* _Instructions to follow_:
Could you return every record below exactly as it stands, leaving out the pictures?
***** Information given
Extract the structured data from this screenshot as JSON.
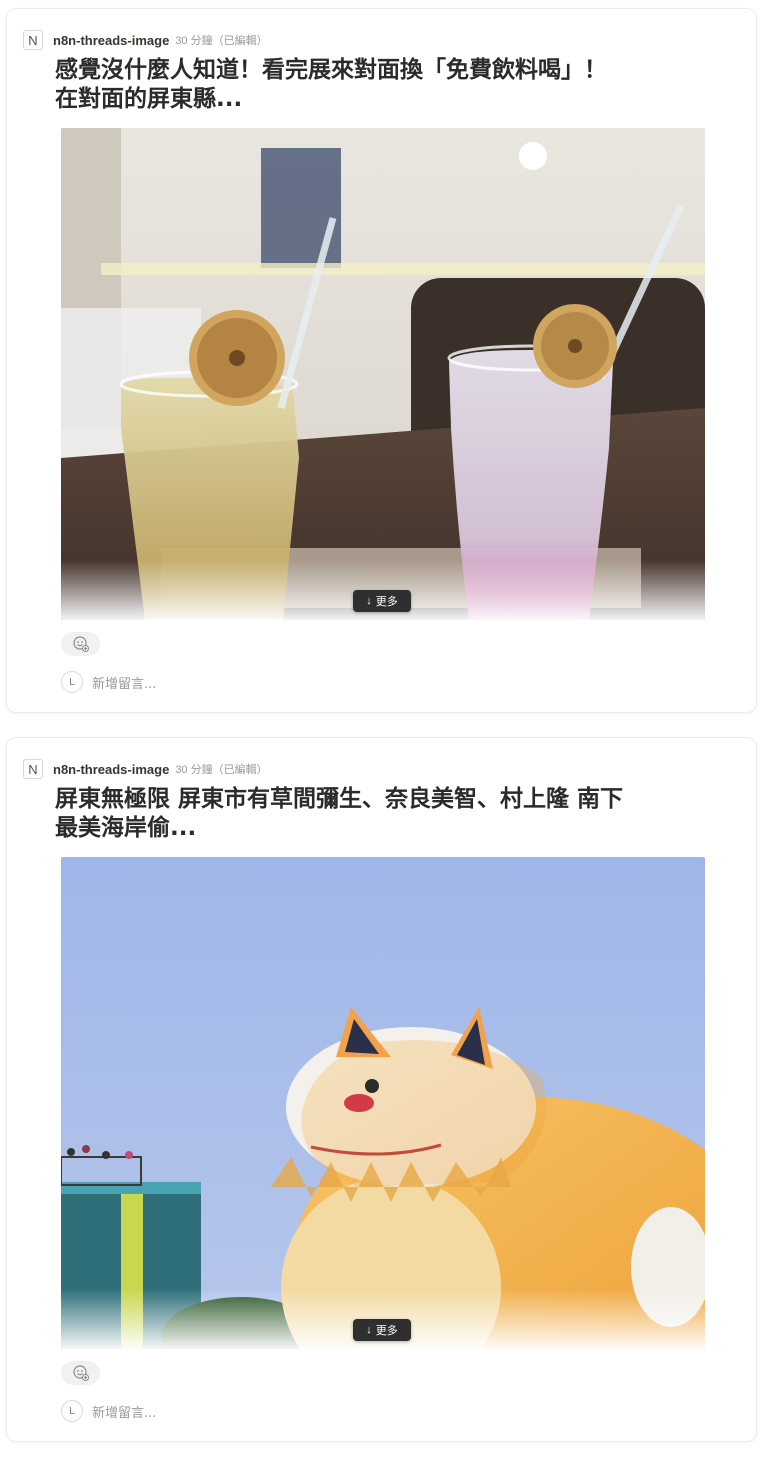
{
  "posts": [
    {
      "badge": "N",
      "author": "n8n-threads-image",
      "time": "30 分鐘（已編輯）",
      "title_line1": "感覺沒什麼人知道！看完展來對面換「免費飲料喝」！",
      "title_line2": "在對面的屏東縣...",
      "more_label": "更多",
      "avatar_initial": "L",
      "comment_placeholder": "新增留言..."
    },
    {
      "badge": "N",
      "author": "n8n-threads-image",
      "time": "30 分鐘（已編輯）",
      "title_line1": "屏東無極限  屏東市有草間彌生、奈良美智、村上隆 南下",
      "title_line2": "最美海岸偷...",
      "more_label": "更多",
      "avatar_initial": "L",
      "comment_placeholder": "新增留言..."
    }
  ],
  "icons": {
    "badge": "notion-n-icon",
    "reaction": "emoji-add-icon",
    "more_arrow": "arrow-down-icon"
  }
}
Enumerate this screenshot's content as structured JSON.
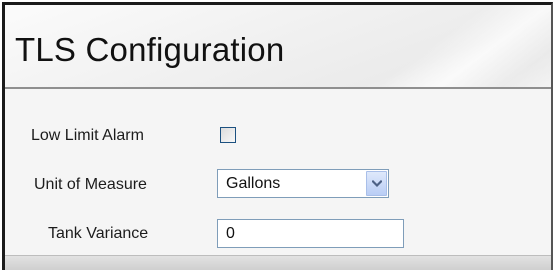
{
  "header": {
    "title": "TLS Configuration"
  },
  "form": {
    "low_limit_alarm": {
      "label": "Low Limit Alarm",
      "checked": false
    },
    "unit_of_measure": {
      "label": "Unit of Measure",
      "selected": "Gallons"
    },
    "tank_variance": {
      "label": "Tank Variance",
      "value": "0"
    }
  },
  "icons": {
    "dropdown": "chevron-down-icon"
  },
  "colors": {
    "field_border": "#7f9db9",
    "checkbox_border": "#1c5180",
    "dropdown_button": "#c8d8f7"
  }
}
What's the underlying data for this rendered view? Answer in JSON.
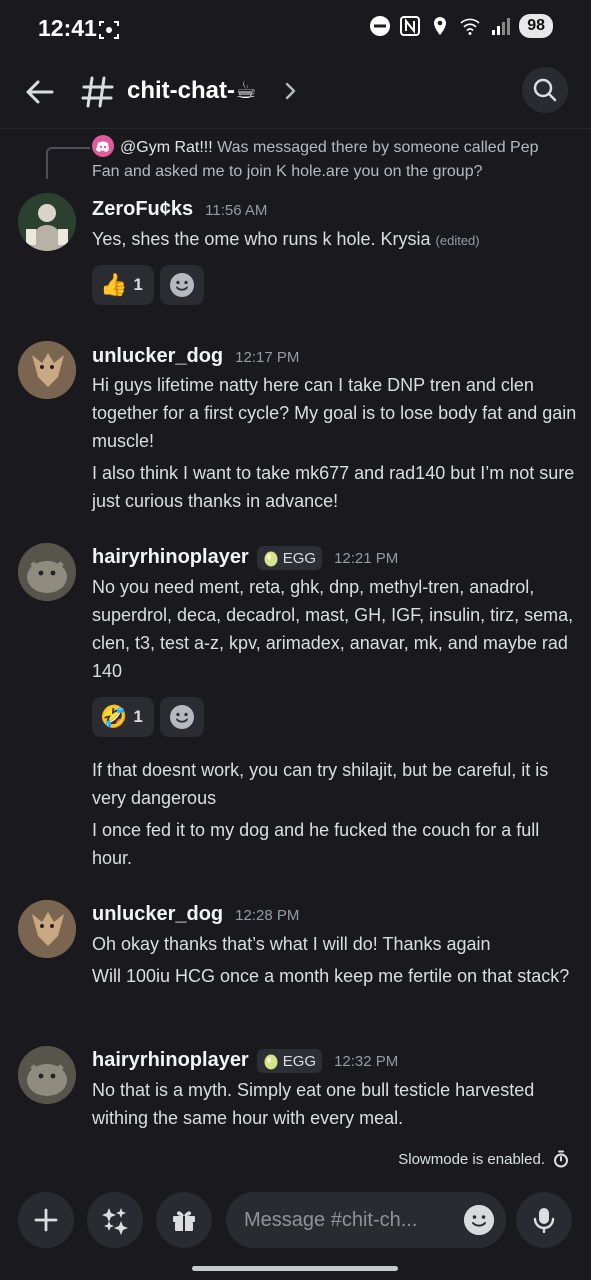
{
  "status_bar": {
    "time": "12:41",
    "battery": "98",
    "icons": [
      "screenshot-icon",
      "do-not-disturb-icon",
      "nfc-icon",
      "location-icon",
      "wifi-icon",
      "signal-icon"
    ]
  },
  "header": {
    "channel_name": "chit-chat-☕",
    "icons": [
      "back-arrow-icon",
      "hash-icon",
      "chevron-right-icon",
      "search-icon"
    ]
  },
  "reply": {
    "mention": "@Gym Rat!!!",
    "text": " Was messaged there by someone called Pep Fan and asked me to join K hole.are you on the group?"
  },
  "messages": [
    {
      "username": "ZeroFu¢ks",
      "time": "11:56 AM",
      "lines": [
        "Yes, shes the ome who runs k hole. Krysia"
      ],
      "edited": "(edited)",
      "reaction": {
        "emoji": "👍",
        "count": "1"
      }
    },
    {
      "username": "unlucker_dog",
      "time": "12:17 PM",
      "lines": [
        "Hi guys lifetime natty here can I take DNP tren and clen together for a first cycle? My goal is to lose body fat and gain muscle!",
        "I also think I want to take mk677 and rad140 but I’m not sure just curious thanks in advance!"
      ]
    },
    {
      "username": "hairyrhinoplayer",
      "tag": "EGG",
      "time": "12:21 PM",
      "lines": [
        "No you need ment, reta, ghk, dnp, methyl-tren, anadrol, superdrol, deca, decadrol, mast, GH, IGF, insulin, tirz, sema, clen, t3, test a-z, kpv, arimadex, anavar, mk, and maybe rad 140",
        "If that doesnt work, you can try shilajit, but be careful, it is very dangerous",
        "I once fed it to my dog and he fucked the couch for a full hour."
      ],
      "reaction": {
        "emoji": "🤣",
        "count": "1"
      }
    },
    {
      "username": "unlucker_dog",
      "time": "12:28 PM",
      "lines": [
        "Oh okay thanks that’s what I will do! Thanks again",
        "Will 100iu HCG once a month keep me fertile on that stack?"
      ]
    },
    {
      "username": "hairyrhinoplayer",
      "tag": "EGG",
      "time": "12:32 PM",
      "lines": [
        "No that is a myth. Simply eat one bull testicle harvested withing the same hour with every meal."
      ]
    }
  ],
  "slowmode": "Slowmode is enabled.",
  "composer": {
    "placeholder": "Message #chit-ch..."
  },
  "colors": {
    "background": "#1a1a1e",
    "text": "#dbdee1",
    "muted": "#949ba4",
    "surface": "#2a2b30"
  }
}
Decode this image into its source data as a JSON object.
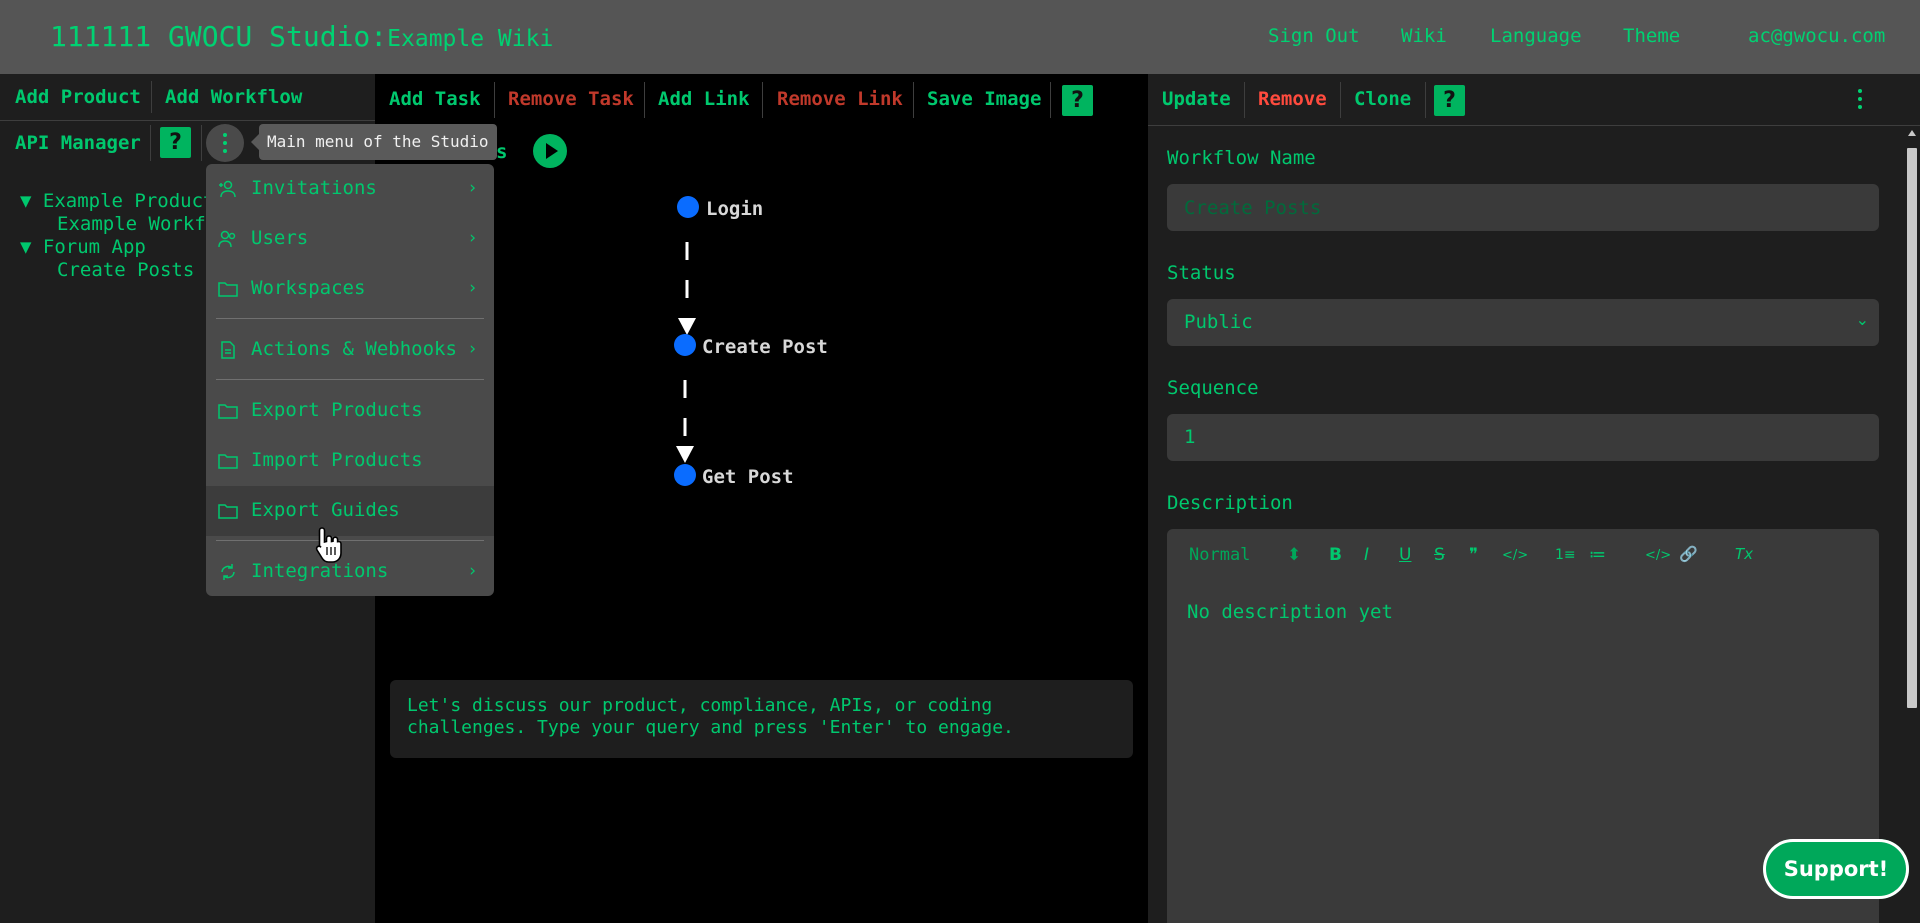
{
  "header": {
    "title": "111111 GWOCU Studio:",
    "subtitle": "Example Wiki",
    "nav": [
      "Sign Out",
      "Wiki",
      "Language",
      "Theme",
      "ac@gwocu.com"
    ]
  },
  "left_panel": {
    "buttons": {
      "add_product": "Add Product",
      "add_workflow": "Add Workflow",
      "api_manager": "API Manager",
      "help": "?"
    },
    "tooltip": "Main menu of the Studio",
    "tree": [
      {
        "label": "▼ Example Product",
        "level": 0
      },
      {
        "label": "Example Workflow",
        "level": 1
      },
      {
        "label": "▼ Forum App",
        "level": 0
      },
      {
        "label": "Create Posts",
        "level": 1
      }
    ]
  },
  "main_menu": {
    "items": [
      {
        "label": "Invitations",
        "icon": "people-add-icon",
        "has_submenu": true
      },
      {
        "label": "Users",
        "icon": "people-icon",
        "has_submenu": true
      },
      {
        "label": "Workspaces",
        "icon": "folder-icon",
        "has_submenu": true
      },
      {
        "label": "Actions & Webhooks",
        "icon": "document-icon",
        "has_submenu": true
      },
      {
        "label": "Export Products",
        "icon": "folder-icon",
        "has_submenu": false
      },
      {
        "label": "Import Products",
        "icon": "folder-icon",
        "has_submenu": false
      },
      {
        "label": "Export Guides",
        "icon": "folder-icon",
        "has_submenu": false,
        "hovered": true
      },
      {
        "label": "Integrations",
        "icon": "sync-icon",
        "has_submenu": true
      }
    ],
    "chevron": "›"
  },
  "middle_panel": {
    "toolbar": {
      "add_task": "Add Task",
      "remove_task": "Remove Task",
      "add_link": "Add Link",
      "remove_link": "Remove Link",
      "save_image": "Save Image",
      "help": "?"
    },
    "partial_title": "s",
    "workflow_nodes": [
      "Login",
      "Create Post",
      "Get Post"
    ],
    "chat_text": "Let's discuss our product, compliance, APIs, or coding challenges. Type your query and press 'Enter' to engage."
  },
  "right_panel": {
    "toolbar": {
      "update": "Update",
      "remove": "Remove",
      "clone": "Clone",
      "help": "?"
    },
    "workflow_name_label": "Workflow Name",
    "workflow_name_placeholder": "Create Posts",
    "status_label": "Status",
    "status_value": "Public",
    "sequence_label": "Sequence",
    "sequence_value": "1",
    "description_label": "Description",
    "editor_toolbar": {
      "heading": "Normal",
      "bold": "B",
      "italic": "I",
      "underline": "U",
      "strike": "S",
      "quote": "❞",
      "code": "</>",
      "ordered_list": "1≡",
      "bullet_list": "≔",
      "code_block": "</>",
      "link": "🔗",
      "clear": "Tx"
    },
    "description_text": "No description yet"
  },
  "support_button": "Support!",
  "colors": {
    "accent": "#00c86e",
    "danger": "#c0392b",
    "header_bg": "#555555",
    "panel_bg": "#1e1e1e",
    "node_blue": "#0a6cff"
  }
}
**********
* _Your solution_:
Extract the structured data from this screenshot as JSON.
{
  "posts": [
    {
      "badge": "N",
      "author": "n8n-threads-image",
      "time": "30 分鐘（已編輯）",
      "title_line1": "感覺沒什麼人知道！看完展來對面換「免費飲料喝」！",
      "title_line2": "在對面的屏東縣...",
      "more_label": "更多",
      "avatar_initial": "L",
      "comment_placeholder": "新增留言..."
    },
    {
      "badge": "N",
      "author": "n8n-threads-image",
      "time": "30 分鐘（已編輯）",
      "title_line1": "屏東無極限  屏東市有草間彌生、奈良美智、村上隆 南下",
      "title_line2": "最美海岸偷...",
      "more_label": "更多",
      "avatar_initial": "L",
      "comment_placeholder": "新增留言..."
    }
  ],
  "icons": {
    "badge": "notion-n-icon",
    "reaction": "emoji-add-icon",
    "more_arrow": "arrow-down-icon"
  }
}
Enumerate this screenshot's content as structured JSON.
{
  "header": {
    "title": "TLS Configuration"
  },
  "form": {
    "low_limit_alarm": {
      "label": "Low Limit Alarm",
      "checked": false
    },
    "unit_of_measure": {
      "label": "Unit of Measure",
      "selected": "Gallons"
    },
    "tank_variance": {
      "label": "Tank Variance",
      "value": "0"
    }
  },
  "icons": {
    "dropdown": "chevron-down-icon"
  },
  "colors": {
    "field_border": "#7f9db9",
    "checkbox_border": "#1c5180",
    "dropdown_button": "#c8d8f7"
  }
}
What's the underlying data for this rendered view? Answer in JSON.
{
  "status_bar": {
    "time": "12:41",
    "battery": "98",
    "icons": [
      "screenshot-icon",
      "do-not-disturb-icon",
      "nfc-icon",
      "location-icon",
      "wifi-icon",
      "signal-icon"
    ]
  },
  "header": {
    "channel_name": "chit-chat-☕",
    "icons": [
      "back-arrow-icon",
      "hash-icon",
      "chevron-right-icon",
      "search-icon"
    ]
  },
  "reply": {
    "mention": "@Gym Rat!!!",
    "text": " Was messaged there by someone called Pep Fan and asked me to join K hole.are you on the group?"
  },
  "messages": [
    {
      "username": "ZeroFu¢ks",
      "time": "11:56 AM",
      "lines": [
        "Yes, shes the ome who runs k hole. Krysia"
      ],
      "edited": "(edited)",
      "reaction": {
        "emoji": "👍",
        "count": "1"
      }
    },
    {
      "username": "unlucker_dog",
      "time": "12:17 PM",
      "lines": [
        "Hi guys lifetime natty here can I take DNP tren and clen together for a first cycle? My goal is to lose body fat and gain muscle!",
        "I also think I want to take mk677 and rad140 but I’m not sure just curious thanks in advance!"
      ]
    },
    {
      "username": "hairyrhinoplayer",
      "tag": "EGG",
      "time": "12:21 PM",
      "lines": [
        "No you need ment, reta, ghk, dnp, methyl-tren, anadrol, superdrol, deca, decadrol, mast, GH, IGF, insulin, tirz, sema, clen, t3, test a-z, kpv, arimadex, anavar, mk, and maybe rad 140",
        "If that doesnt work, you can try shilajit, but be careful, it is very dangerous",
        "I once fed it to my dog and he fucked the couch for a full hour."
      ],
      "reaction": {
        "emoji": "🤣",
        "count": "1"
      }
    },
    {
      "username": "unlucker_dog",
      "time": "12:28 PM",
      "lines": [
        "Oh okay thanks that’s what I will do! Thanks again",
        "Will 100iu HCG once a month keep me fertile on that stack?"
      ]
    },
    {
      "username": "hairyrhinoplayer",
      "tag": "EGG",
      "time": "12:32 PM",
      "lines": [
        "No that is a myth. Simply eat one bull testicle harvested withing the same hour with every meal."
      ]
    }
  ],
  "slowmode": "Slowmode is enabled.",
  "composer": {
    "placeholder": "Message #chit-ch..."
  },
  "colors": {
    "background": "#1a1a1e",
    "text": "#dbdee1",
    "muted": "#949ba4",
    "surface": "#2a2b30"
  }
}
Decode this image into its source data as a JSON object.
{
  "header": {
    "title": "111111 GWOCU Studio:",
    "subtitle": "Example Wiki",
    "nav": [
      "Sign Out",
      "Wiki",
      "Language",
      "Theme",
      "ac@gwocu.com"
    ]
  },
  "left_panel": {
    "buttons": {
      "add_product": "Add Product",
      "add_workflow": "Add Workflow",
      "api_manager": "API Manager",
      "help": "?"
    },
    "tooltip": "Main menu of the Studio",
    "tree": [
      {
        "label": "▼ Example Product",
        "level": 0
      },
      {
        "label": "Example Workflow",
        "level": 1
      },
      {
        "label": "▼ Forum App",
        "level": 0
      },
      {
        "label": "Create Posts",
        "level": 1
      }
    ]
  },
  "main_menu": {
    "items": [
      {
        "label": "Invitations",
        "icon": "people-add-icon",
        "has_submenu": true
      },
      {
        "label": "Users",
        "icon": "people-icon",
        "has_submenu": true
      },
      {
        "label": "Workspaces",
        "icon": "folder-icon",
        "has_submenu": true
      },
      {
        "label": "Actions & Webhooks",
        "icon": "document-icon",
        "has_submenu": true
      },
      {
        "label": "Export Products",
        "icon": "folder-icon",
        "has_submenu": false
      },
      {
        "label": "Import Products",
        "icon": "folder-icon",
        "has_submenu": false
      },
      {
        "label": "Export Guides",
        "icon": "folder-icon",
        "has_submenu": false,
        "hovered": true
      },
      {
        "label": "Integrations",
        "icon": "sync-icon",
        "has_submenu": true
      }
    ],
    "chevron": "›"
  },
  "middle_panel": {
    "toolbar": {
      "add_task": "Add Task",
      "remove_task": "Remove Task",
      "add_link": "Add Link",
      "remove_link": "Remove Link",
      "save_image": "Save Image",
      "help": "?"
    },
    "partial_title": "s",
    "workflow_nodes": [
      "Login",
      "Create Post",
      "Get Post"
    ],
    "chat_text": "Let's discuss our product, compliance, APIs, or coding challenges. Type your query and press 'Enter' to engage."
  },
  "right_panel": {
    "toolbar": {
      "update": "Update",
      "remove": "Remove",
      "clone": "Clone",
      "help": "?"
    },
    "workflow_name_label": "Workflow Name",
    "workflow_name_placeholder": "Create Posts",
    "status_label": "Status",
    "status_value": "Public",
    "sequence_label": "Sequence",
    "sequence_value": "1",
    "description_label": "Description",
    "editor_toolbar": {
      "heading": "Normal",
      "bold": "B",
      "italic": "I",
      "underline": "U",
      "strike": "S",
      "quote": "❞",
      "code": "</>",
      "ordered_list": "1≡",
      "bullet_list": "≔",
      "code_block": "</>",
      "link": "🔗",
      "clear": "Tx"
    },
    "description_text": "No description yet"
  },
  "support_button": "Support!",
  "colors": {
    "accent": "#00c86e",
    "danger": "#c0392b",
    "header_bg": "#555555",
    "panel_bg": "#1e1e1e",
    "node_blue": "#0a6cff"
  }
}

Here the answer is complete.